What to work on
Since the entries below must stay intact, return each one exactly.

Data records
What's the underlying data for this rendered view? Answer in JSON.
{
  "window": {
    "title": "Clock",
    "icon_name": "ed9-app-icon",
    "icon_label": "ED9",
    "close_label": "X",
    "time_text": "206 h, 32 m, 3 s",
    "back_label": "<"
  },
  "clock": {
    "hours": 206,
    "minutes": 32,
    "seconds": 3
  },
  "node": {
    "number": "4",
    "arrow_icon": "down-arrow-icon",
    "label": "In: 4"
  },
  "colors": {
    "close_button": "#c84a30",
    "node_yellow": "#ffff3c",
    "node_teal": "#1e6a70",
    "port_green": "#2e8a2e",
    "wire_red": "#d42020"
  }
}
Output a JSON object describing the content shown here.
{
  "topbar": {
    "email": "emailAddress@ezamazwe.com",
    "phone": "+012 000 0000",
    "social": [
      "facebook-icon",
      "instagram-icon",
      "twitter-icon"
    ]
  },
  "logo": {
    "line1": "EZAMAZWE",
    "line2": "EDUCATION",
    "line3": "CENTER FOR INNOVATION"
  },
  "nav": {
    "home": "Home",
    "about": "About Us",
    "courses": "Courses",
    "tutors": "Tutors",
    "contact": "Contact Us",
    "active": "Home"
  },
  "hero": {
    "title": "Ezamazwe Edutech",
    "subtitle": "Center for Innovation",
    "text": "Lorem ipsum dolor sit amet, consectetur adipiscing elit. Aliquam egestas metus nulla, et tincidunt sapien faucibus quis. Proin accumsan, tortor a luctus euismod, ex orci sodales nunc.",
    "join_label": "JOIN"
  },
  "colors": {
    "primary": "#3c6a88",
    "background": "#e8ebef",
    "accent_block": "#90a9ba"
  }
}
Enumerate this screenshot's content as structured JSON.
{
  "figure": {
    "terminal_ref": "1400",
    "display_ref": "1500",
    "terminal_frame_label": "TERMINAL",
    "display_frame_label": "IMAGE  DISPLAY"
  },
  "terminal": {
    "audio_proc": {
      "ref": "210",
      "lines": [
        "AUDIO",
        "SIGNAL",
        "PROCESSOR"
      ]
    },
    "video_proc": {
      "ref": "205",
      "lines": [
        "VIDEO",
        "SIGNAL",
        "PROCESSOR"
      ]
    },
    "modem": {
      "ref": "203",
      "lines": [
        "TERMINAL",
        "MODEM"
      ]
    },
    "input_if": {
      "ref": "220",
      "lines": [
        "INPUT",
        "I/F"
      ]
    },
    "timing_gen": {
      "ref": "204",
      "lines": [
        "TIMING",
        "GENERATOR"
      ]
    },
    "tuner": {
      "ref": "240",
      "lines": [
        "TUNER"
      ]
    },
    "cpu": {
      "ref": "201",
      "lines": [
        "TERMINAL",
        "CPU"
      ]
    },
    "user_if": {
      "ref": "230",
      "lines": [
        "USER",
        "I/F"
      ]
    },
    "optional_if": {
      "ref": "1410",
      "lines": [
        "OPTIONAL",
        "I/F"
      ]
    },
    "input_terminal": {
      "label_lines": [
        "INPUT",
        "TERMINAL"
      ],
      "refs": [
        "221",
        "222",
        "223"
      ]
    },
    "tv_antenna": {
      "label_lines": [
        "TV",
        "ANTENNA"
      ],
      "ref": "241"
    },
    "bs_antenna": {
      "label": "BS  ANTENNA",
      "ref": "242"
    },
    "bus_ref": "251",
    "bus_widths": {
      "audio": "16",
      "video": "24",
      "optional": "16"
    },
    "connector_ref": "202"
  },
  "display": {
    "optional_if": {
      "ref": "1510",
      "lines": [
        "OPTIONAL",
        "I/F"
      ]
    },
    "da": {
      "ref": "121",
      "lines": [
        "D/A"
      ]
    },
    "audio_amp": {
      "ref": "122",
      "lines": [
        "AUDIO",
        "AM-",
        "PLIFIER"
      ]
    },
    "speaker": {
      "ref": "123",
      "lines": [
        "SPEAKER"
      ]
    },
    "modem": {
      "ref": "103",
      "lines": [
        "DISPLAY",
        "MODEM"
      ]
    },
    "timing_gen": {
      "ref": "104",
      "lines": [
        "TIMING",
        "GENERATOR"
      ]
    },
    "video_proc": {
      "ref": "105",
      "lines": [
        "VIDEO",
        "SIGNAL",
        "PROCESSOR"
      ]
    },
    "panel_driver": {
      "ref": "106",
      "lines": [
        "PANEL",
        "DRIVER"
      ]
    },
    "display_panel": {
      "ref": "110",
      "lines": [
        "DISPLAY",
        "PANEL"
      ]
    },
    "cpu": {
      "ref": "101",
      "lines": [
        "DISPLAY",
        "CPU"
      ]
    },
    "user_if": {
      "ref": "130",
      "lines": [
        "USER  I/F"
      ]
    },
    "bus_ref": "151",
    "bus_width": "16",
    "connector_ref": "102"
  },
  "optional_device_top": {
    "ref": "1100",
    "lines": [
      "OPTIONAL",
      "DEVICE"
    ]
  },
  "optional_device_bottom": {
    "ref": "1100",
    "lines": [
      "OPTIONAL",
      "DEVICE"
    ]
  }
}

Answer box
What's the underlying data for this rendered view? Answer in JSON.
{
  "window": {
    "title": "Clock",
    "icon_name": "ed9-app-icon",
    "icon_label": "ED9",
    "close_label": "X",
    "time_text": "206 h, 32 m, 3 s",
    "back_label": "<"
  },
  "clock": {
    "hours": 206,
    "minutes": 32,
    "seconds": 3
  },
  "node": {
    "number": "4",
    "arrow_icon": "down-arrow-icon",
    "label": "In: 4"
  },
  "colors": {
    "close_button": "#c84a30",
    "node_yellow": "#ffff3c",
    "node_teal": "#1e6a70",
    "port_green": "#2e8a2e",
    "wire_red": "#d42020"
  }
}
Output a JSON object describing the content shown here.
{
  "topbar": {
    "email": "emailAddress@ezamazwe.com",
    "phone": "+012 000 0000",
    "social": [
      "facebook-icon",
      "instagram-icon",
      "twitter-icon"
    ]
  },
  "logo": {
    "line1": "EZAMAZWE",
    "line2": "EDUCATION",
    "line3": "CENTER FOR INNOVATION"
  },
  "nav": {
    "home": "Home",
    "about": "About Us",
    "courses": "Courses",
    "tutors": "Tutors",
    "contact": "Contact Us",
    "active": "Home"
  },
  "hero": {
    "title": "Ezamazwe Edutech",
    "subtitle": "Center for Innovation",
    "text": "Lorem ipsum dolor sit amet, consectetur adipiscing elit. Aliquam egestas metus nulla, et tincidunt sapien faucibus quis. Proin accumsan, tortor a luctus euismod, ex orci sodales nunc.",
    "join_label": "JOIN"
  },
  "colors": {
    "primary": "#3c6a88",
    "background": "#e8ebef",
    "accent_block": "#90a9ba"
  }
}
Enumerate this screenshot's content as structured JSON.
{
  "figure": {
    "terminal_ref": "1400",
    "display_ref": "1500",
    "terminal_frame_label": "TERMINAL",
    "display_frame_label": "IMAGE  DISPLAY"
  },
  "terminal": {
    "audio_proc": {
      "ref": "210",
      "lines": [
        "AUDIO",
        "SIGNAL",
        "PROCESSOR"
      ]
    },
    "video_proc": {
      "ref": "205",
      "lines": [
        "VIDEO",
        "SIGNAL",
        "PROCESSOR"
      ]
    },
    "modem": {
      "ref": "203",
      "lines": [
        "TERMINAL",
        "MODEM"
      ]
    },
    "input_if": {
      "ref": "220",
      "lines": [
        "INPUT",
        "I/F"
      ]
    },
    "timing_gen": {
      "ref": "204",
      "lines": [
        "TIMING",
        "GENERATOR"
      ]
    },
    "tuner": {
      "ref": "240",
      "lines": [
        "TUNER"
      ]
    },
    "cpu": {
      "ref": "201",
      "lines": [
        "TERMINAL",
        "CPU"
      ]
    },
    "user_if": {
      "ref": "230",
      "lines": [
        "USER",
        "I/F"
      ]
    },
    "optional_if": {
      "ref": "1410",
      "lines": [
        "OPTIONAL",
        "I/F"
      ]
    },
    "input_terminal": {
      "label_lines": [
        "INPUT",
        "TERMINAL"
      ],
      "refs": [
        "221",
        "222",
        "223"
      ]
    },
    "tv_antenna": {
      "label_lines": [
        "TV",
        "ANTENNA"
      ],
      "ref": "241"
    },
    "bs_antenna": {
      "label": "BS  ANTENNA",
      "ref": "242"
    },
    "bus_ref": "251",
    "bus_widths": {
      "audio": "16",
      "video": "24",
      "optional": "16"
    },
    "connector_ref": "202"
  },
  "display": {
    "optional_if": {
      "ref": "1510",
      "lines": [
        "OPTIONAL",
        "I/F"
      ]
    },
    "da": {
      "ref": "121",
      "lines": [
        "D/A"
      ]
    },
    "audio_amp": {
      "ref": "122",
      "lines": [
        "AUDIO",
        "AM-",
        "PLIFIER"
      ]
    },
    "speaker": {
      "ref": "123",
      "lines": [
        "SPEAKER"
      ]
    },
    "modem": {
      "ref": "103",
      "lines": [
        "DISPLAY",
        "MODEM"
      ]
    },
    "timing_gen": {
      "ref": "104",
      "lines": [
        "TIMING",
        "GENERATOR"
      ]
    },
    "video_proc": {
      "ref": "105",
      "lines": [
        "VIDEO",
        "SIGNAL",
        "PROCESSOR"
      ]
    },
    "panel_driver": {
      "ref": "106",
      "lines": [
        "PANEL",
        "DRIVER"
      ]
    },
    "display_panel": {
      "ref": "110",
      "lines": [
        "DISPLAY",
        "PANEL"
      ]
    },
    "cpu": {
      "ref": "101",
      "lines": [
        "DISPLAY",
        "CPU"
      ]
    },
    "user_if": {
      "ref": "130",
      "lines": [
        "USER  I/F"
      ]
    },
    "bus_ref": "151",
    "bus_width": "16",
    "connector_ref": "102"
  },
  "optional_device_top": {
    "ref": "1100",
    "lines": [
      "OPTIONAL",
      "DEVICE"
    ]
  },
  "optional_device_bottom": {
    "ref": "1100",
    "lines": [
      "OPTIONAL",
      "DEVICE"
    ]
  }
}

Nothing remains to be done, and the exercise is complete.